Interface dataset entries

##############################

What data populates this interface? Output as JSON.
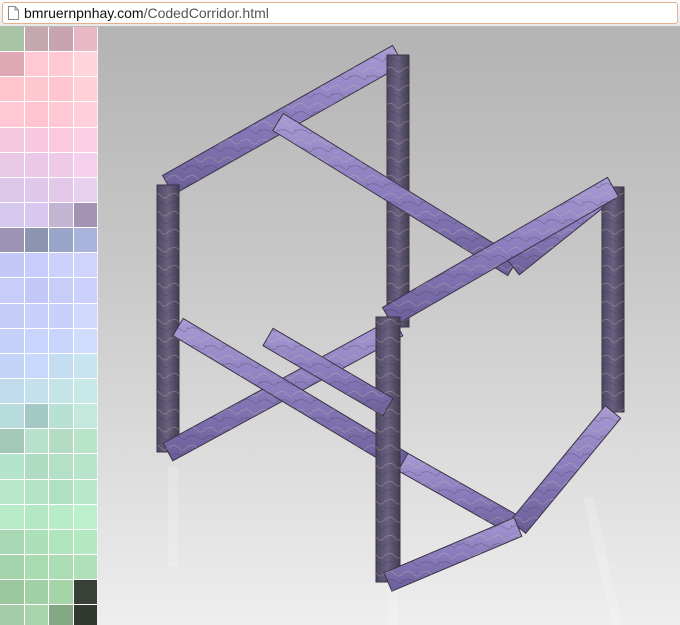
{
  "browser": {
    "url_domain": "bmruernpnhay.com",
    "url_path": "/CodedCorridor.html"
  },
  "palette": {
    "colors": [
      "#a8c4a4",
      "#c4a8ae",
      "#c8a4b0",
      "#e8b8c4",
      "#e0a8b4",
      "#ffc8d4",
      "#ffc8d4",
      "#ffd4dc",
      "#ffc4cc",
      "#ffc8d0",
      "#ffc4d0",
      "#ffd0d8",
      "#ffc8d4",
      "#ffc4d0",
      "#ffc8d4",
      "#ffd0dc",
      "#f4c8dc",
      "#f8c8e0",
      "#fcc8e0",
      "#fcd0e4",
      "#e8c8e4",
      "#ecc8e8",
      "#f0c8e8",
      "#f4d0ec",
      "#dcc8e8",
      "#e0c8ec",
      "#e4c8ec",
      "#e8d0f0",
      "#d4c8ec",
      "#d8c8f0",
      "#c4b4d4",
      "#a494b4",
      "#9c94b4",
      "#8c94b0",
      "#98a4c8",
      "#a8b4dc",
      "#c4c8f8",
      "#c8ccfc",
      "#ccd0fc",
      "#d0d4fc",
      "#c8ccf8",
      "#c4c8f8",
      "#c8ccf8",
      "#ccd0fc",
      "#c4ccf8",
      "#c8d0fc",
      "#c8d0fc",
      "#d0d8fc",
      "#c4d0f8",
      "#c8d4fc",
      "#c8d4fc",
      "#d0dcfc",
      "#c4d4f8",
      "#c8d8fc",
      "#c4dcf0",
      "#c8e4f0",
      "#c0dcec",
      "#c4e0ec",
      "#c4e4e8",
      "#c8e8e8",
      "#b8dcdc",
      "#a4c8c4",
      "#b8e0d4",
      "#c4e8dc",
      "#a4c8b8",
      "#b8e0cc",
      "#b4dcc4",
      "#b8e4c8",
      "#b4e4cc",
      "#b0dcc4",
      "#b4e0c8",
      "#b8e4cc",
      "#b8e8c8",
      "#b4e4c4",
      "#b0e0c0",
      "#b8e8c8",
      "#b8ecc8",
      "#b4e8c4",
      "#b8ecc8",
      "#bcf0cc",
      "#a8d8b4",
      "#ace0b8",
      "#b0e4bc",
      "#b4e8c0",
      "#a4d4ac",
      "#a8dcb0",
      "#acdcb4",
      "#b0e0b8",
      "#9cc8a0",
      "#a0d0a4",
      "#a4d4a8",
      "#384038",
      "#a4cca8",
      "#a8d4ac",
      "#84a884",
      "#303830"
    ]
  },
  "scene": {
    "object": "impossible-cube",
    "frame_color": "#8878b8",
    "frame_shadow_color": "#4a4458"
  }
}
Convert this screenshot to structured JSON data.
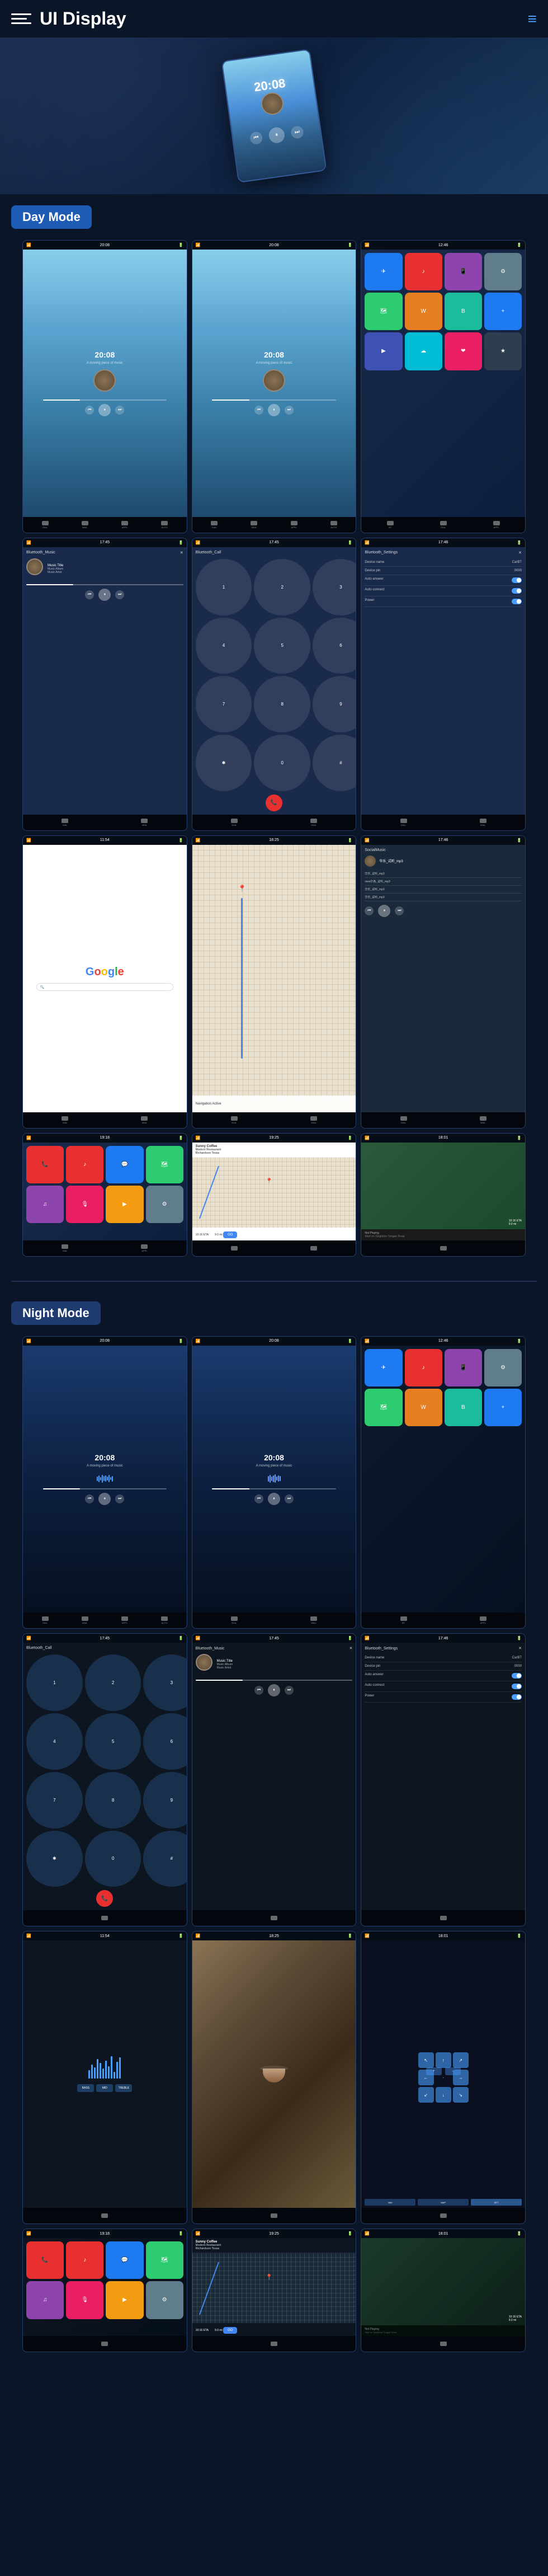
{
  "header": {
    "title": "UI Display",
    "menu_icon": "menu",
    "hamburger_icon": "≡"
  },
  "day_mode": {
    "label": "Day Mode"
  },
  "night_mode": {
    "label": "Night Mode"
  },
  "music_screens": {
    "time": "20:08",
    "music_title": "Music Title",
    "music_album": "Music Album",
    "music_artist": "Music Artist",
    "bluetooth_music": "Bluetooth_Music",
    "bluetooth_call": "Bluetooth_Call",
    "bluetooth_settings": "Bluetooth_Settings"
  },
  "bluetooth_settings": {
    "device_name_label": "Device name",
    "device_name_value": "CarBT",
    "device_pin_label": "Device pin",
    "device_pin_value": "0000",
    "auto_answer_label": "Auto answer",
    "auto_connect_label": "Auto connect",
    "power_label": "Power"
  },
  "nav": {
    "google_label": "Google",
    "coffee_shop": "Sunny Coffee",
    "restaurant_label": "Modern Restaurant",
    "address": "Richardson Texas",
    "eta_label": "10:16 ETA",
    "distance": "9.0 mi",
    "go_label": "GO",
    "not_playing": "Not Playing",
    "start_label": "Start on Singleton-Tongue Road"
  },
  "local_music": {
    "header": "SocialMusic",
    "files": [
      "华乐_试听_mp3",
      "view尔各_试听_mp3",
      "华乐_试听_mp3",
      "华乐_试听_mp3"
    ]
  },
  "keypad_digits": [
    "1",
    "2",
    "3",
    "4",
    "5",
    "6",
    "7",
    "8",
    "9",
    "✱",
    "0",
    "#"
  ],
  "nav_arrows": [
    "↖",
    "↑",
    "↗",
    "←",
    "·",
    "→",
    "↙",
    "↓",
    "↘"
  ]
}
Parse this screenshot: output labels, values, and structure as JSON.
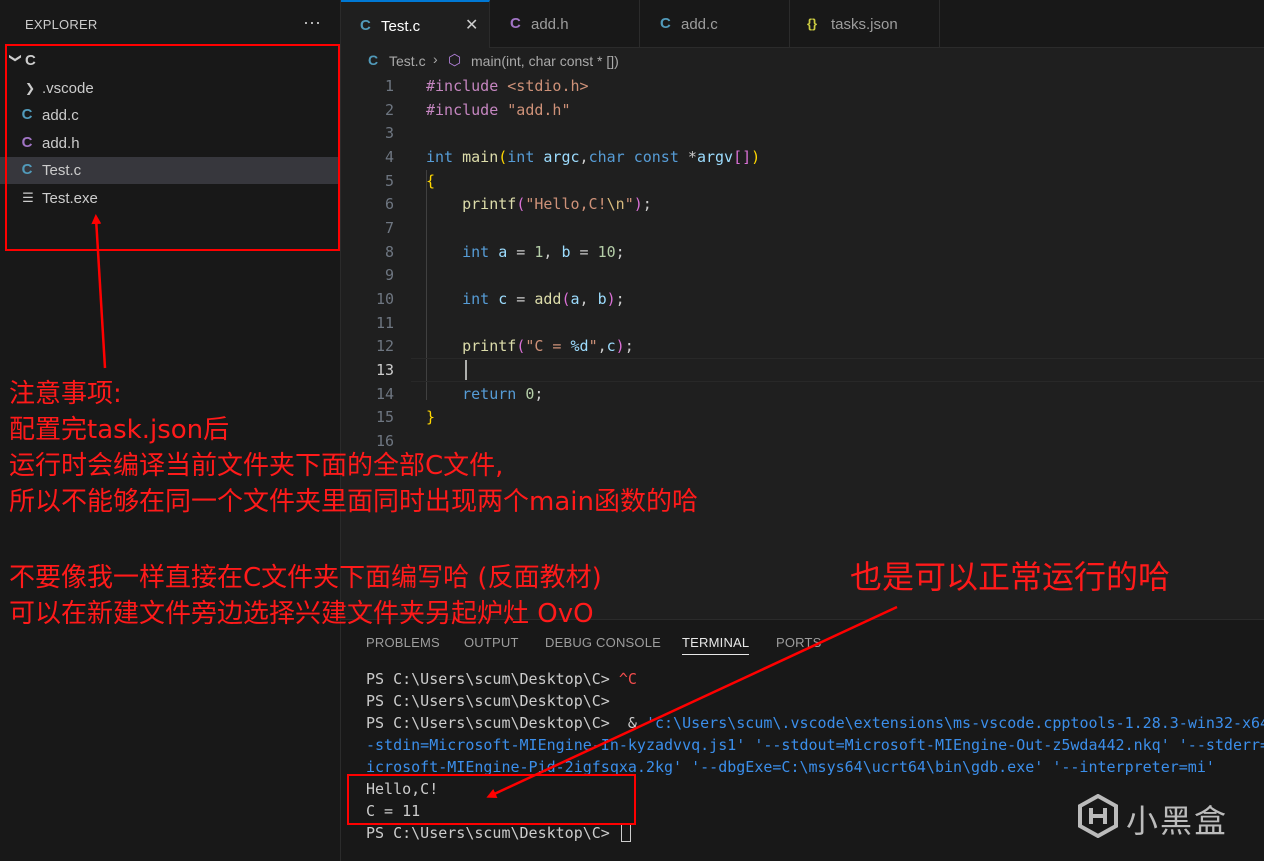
{
  "sidebar": {
    "title": "EXPLORER",
    "more_icon": "···",
    "folder": {
      "name": "C",
      "twisty": "❯"
    },
    "items": [
      {
        "type": "folder",
        "label": ".vscode",
        "icon": "❯"
      },
      {
        "type": "c",
        "label": "add.c",
        "icon": "C"
      },
      {
        "type": "h",
        "label": "add.h",
        "icon": "C"
      },
      {
        "type": "c",
        "label": "Test.c",
        "icon": "C",
        "selected": true
      },
      {
        "type": "exe",
        "label": "Test.exe",
        "icon": "☰"
      }
    ]
  },
  "tabs": [
    {
      "label": "Test.c",
      "icon": "C",
      "active": true,
      "close": "✕"
    },
    {
      "label": "add.h",
      "icon": "C"
    },
    {
      "label": "add.c",
      "icon": "C"
    },
    {
      "label": "tasks.json",
      "icon": "{}"
    }
  ],
  "breadcrumb": {
    "icon": "C",
    "file": "Test.c",
    "sep": "›",
    "symbol_icon": "⬡",
    "symbol": "main(int, char const * [])"
  },
  "editor": {
    "current_line": 13,
    "line_numbers": [
      "1",
      "2",
      "3",
      "4",
      "5",
      "6",
      "7",
      "8",
      "9",
      "10",
      "11",
      "12",
      "13",
      "14",
      "15",
      "16"
    ]
  },
  "panel": {
    "tabs": [
      "PROBLEMS",
      "OUTPUT",
      "DEBUG CONSOLE",
      "TERMINAL",
      "PORTS"
    ],
    "active_tab": "TERMINAL",
    "terminal": {
      "prompt": "PS C:\\Users\\scum\\Desktop\\C>",
      "ctrl_c": "^C",
      "amp": "&",
      "cmd_1": "'c:\\Users\\scum\\.vscode\\extensions\\ms-vscode.cpptools-1.28.3-win32-x64",
      "cmd_2": "-stdin=Microsoft-MIEngine-In-kyzadvvq.js1' '--stdout=Microsoft-MIEngine-Out-z5wda442.nkq' '--stderr=",
      "cmd_3": "icrosoft-MIEngine-Pid-2igfsqxa.2kg' '--dbgExe=C:\\msys64\\ucrt64\\bin\\gdb.exe' '--interpreter=mi'",
      "output_1": "Hello,C!",
      "output_2": "C = 11"
    }
  },
  "annotations": {
    "color": "#ff0000",
    "note_lines": [
      "注意事项:",
      "配置完task.json后",
      "运行时会编译当前文件夹下面的全部C文件,",
      "所以不能够在同一个文件夹里面同时出现两个main函数的哈"
    ],
    "tip_lines": [
      "不要像我一样直接在C文件夹下面编写哈   (反面教材)",
      "可以在新建文件旁边选择兴建文件夹另起炉灶     OvO"
    ],
    "runs_ok": "也是可以正常运行的哈"
  },
  "watermark": {
    "text": "小黑盒",
    "icon": "heybox-logo-icon"
  }
}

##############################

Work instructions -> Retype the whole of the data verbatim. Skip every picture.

Answer box ->
What data populates this interface? Output as JSON.
{
  "browser": {
    "url_domain": "bmruernpnhay.com",
    "url_path": "/CodedCorridor.html"
  },
  "palette": {
    "colors": [
      "#a8c4a4",
      "#c4a8ae",
      "#c8a4b0",
      "#e8b8c4",
      "#e0a8b4",
      "#ffc8d4",
      "#ffc8d4",
      "#ffd4dc",
      "#ffc4cc",
      "#ffc8d0",
      "#ffc4d0",
      "#ffd0d8",
      "#ffc8d4",
      "#ffc4d0",
      "#ffc8d4",
      "#ffd0dc",
      "#f4c8dc",
      "#f8c8e0",
      "#fcc8e0",
      "#fcd0e4",
      "#e8c8e4",
      "#ecc8e8",
      "#f0c8e8",
      "#f4d0ec",
      "#dcc8e8",
      "#e0c8ec",
      "#e4c8ec",
      "#e8d0f0",
      "#d4c8ec",
      "#d8c8f0",
      "#c4b4d4",
      "#a494b4",
      "#9c94b4",
      "#8c94b0",
      "#98a4c8",
      "#a8b4dc",
      "#c4c8f8",
      "#c8ccfc",
      "#ccd0fc",
      "#d0d4fc",
      "#c8ccf8",
      "#c4c8f8",
      "#c8ccf8",
      "#ccd0fc",
      "#c4ccf8",
      "#c8d0fc",
      "#c8d0fc",
      "#d0d8fc",
      "#c4d0f8",
      "#c8d4fc",
      "#c8d4fc",
      "#d0dcfc",
      "#c4d4f8",
      "#c8d8fc",
      "#c4dcf0",
      "#c8e4f0",
      "#c0dcec",
      "#c4e0ec",
      "#c4e4e8",
      "#c8e8e8",
      "#b8dcdc",
      "#a4c8c4",
      "#b8e0d4",
      "#c4e8dc",
      "#a4c8b8",
      "#b8e0cc",
      "#b4dcc4",
      "#b8e4c8",
      "#b4e4cc",
      "#b0dcc4",
      "#b4e0c8",
      "#b8e4cc",
      "#b8e8c8",
      "#b4e4c4",
      "#b0e0c0",
      "#b8e8c8",
      "#b8ecc8",
      "#b4e8c4",
      "#b8ecc8",
      "#bcf0cc",
      "#a8d8b4",
      "#ace0b8",
      "#b0e4bc",
      "#b4e8c0",
      "#a4d4ac",
      "#a8dcb0",
      "#acdcb4",
      "#b0e0b8",
      "#9cc8a0",
      "#a0d0a4",
      "#a4d4a8",
      "#384038",
      "#a4cca8",
      "#a8d4ac",
      "#84a884",
      "#303830"
    ]
  },
  "scene": {
    "object": "impossible-cube",
    "frame_color": "#8878b8",
    "frame_shadow_color": "#4a4458"
  }
}
Convert this screenshot to structured JSON data.
{
  "header": {
    "title": "UI Display",
    "menu_icon": "menu",
    "hamburger_icon": "≡"
  },
  "day_mode": {
    "label": "Day Mode"
  },
  "night_mode": {
    "label": "Night Mode"
  },
  "music_screens": {
    "time": "20:08",
    "music_title": "Music Title",
    "music_album": "Music Album",
    "music_artist": "Music Artist",
    "bluetooth_music": "Bluetooth_Music",
    "bluetooth_call": "Bluetooth_Call",
    "bluetooth_settings": "Bluetooth_Settings"
  },
  "bluetooth_settings": {
    "device_name_label": "Device name",
    "device_name_value": "CarBT",
    "device_pin_label": "Device pin",
    "device_pin_value": "0000",
    "auto_answer_label": "Auto answer",
    "auto_connect_label": "Auto connect",
    "power_label": "Power"
  },
  "nav": {
    "google_label": "Google",
    "coffee_shop": "Sunny Coffee",
    "restaurant_label": "Modern Restaurant",
    "address": "Richardson Texas",
    "eta_label": "10:16 ETA",
    "distance": "9.0 mi",
    "go_label": "GO",
    "not_playing": "Not Playing",
    "start_label": "Start on Singleton-Tongue Road"
  },
  "local_music": {
    "header": "SocialMusic",
    "files": [
      "华乐_试听_mp3",
      "view尔各_试听_mp3",
      "华乐_试听_mp3",
      "华乐_试听_mp3"
    ]
  },
  "keypad_digits": [
    "1",
    "2",
    "3",
    "4",
    "5",
    "6",
    "7",
    "8",
    "9",
    "✱",
    "0",
    "#"
  ],
  "nav_arrows": [
    "↖",
    "↑",
    "↗",
    "←",
    "·",
    "→",
    "↙",
    "↓",
    "↘"
  ]
}
Parse this screenshot: output labels, values, and structure as JSON.
{
  "sidebar": {
    "title": "EXPLORER",
    "more_icon": "···",
    "folder": {
      "name": "C",
      "twisty": "❯"
    },
    "items": [
      {
        "type": "folder",
        "label": ".vscode",
        "icon": "❯"
      },
      {
        "type": "c",
        "label": "add.c",
        "icon": "C"
      },
      {
        "type": "h",
        "label": "add.h",
        "icon": "C"
      },
      {
        "type": "c",
        "label": "Test.c",
        "icon": "C",
        "selected": true
      },
      {
        "type": "exe",
        "label": "Test.exe",
        "icon": "☰"
      }
    ]
  },
  "tabs": [
    {
      "label": "Test.c",
      "icon": "C",
      "active": true,
      "close": "✕"
    },
    {
      "label": "add.h",
      "icon": "C"
    },
    {
      "label": "add.c",
      "icon": "C"
    },
    {
      "label": "tasks.json",
      "icon": "{}"
    }
  ],
  "breadcrumb": {
    "icon": "C",
    "file": "Test.c",
    "sep": "›",
    "symbol_icon": "⬡",
    "symbol": "main(int, char const * [])"
  },
  "editor": {
    "current_line": 13,
    "line_numbers": [
      "1",
      "2",
      "3",
      "4",
      "5",
      "6",
      "7",
      "8",
      "9",
      "10",
      "11",
      "12",
      "13",
      "14",
      "15",
      "16"
    ]
  },
  "panel": {
    "tabs": [
      "PROBLEMS",
      "OUTPUT",
      "DEBUG CONSOLE",
      "TERMINAL",
      "PORTS"
    ],
    "active_tab": "TERMINAL",
    "terminal": {
      "prompt": "PS C:\\Users\\scum\\Desktop\\C>",
      "ctrl_c": "^C",
      "amp": "&",
      "cmd_1": "'c:\\Users\\scum\\.vscode\\extensions\\ms-vscode.cpptools-1.28.3-win32-x64",
      "cmd_2": "-stdin=Microsoft-MIEngine-In-kyzadvvq.js1' '--stdout=Microsoft-MIEngine-Out-z5wda442.nkq' '--stderr=",
      "cmd_3": "icrosoft-MIEngine-Pid-2igfsqxa.2kg' '--dbgExe=C:\\msys64\\ucrt64\\bin\\gdb.exe' '--interpreter=mi'",
      "output_1": "Hello,C!",
      "output_2": "C = 11"
    }
  },
  "annotations": {
    "color": "#ff0000",
    "note_lines": [
      "注意事项:",
      "配置完task.json后",
      "运行时会编译当前文件夹下面的全部C文件,",
      "所以不能够在同一个文件夹里面同时出现两个main函数的哈"
    ],
    "tip_lines": [
      "不要像我一样直接在C文件夹下面编写哈   (反面教材)",
      "可以在新建文件旁边选择兴建文件夹另起炉灶     OvO"
    ],
    "runs_ok": "也是可以正常运行的哈"
  },
  "watermark": {
    "text": "小黑盒",
    "icon": "heybox-logo-icon"
  }
}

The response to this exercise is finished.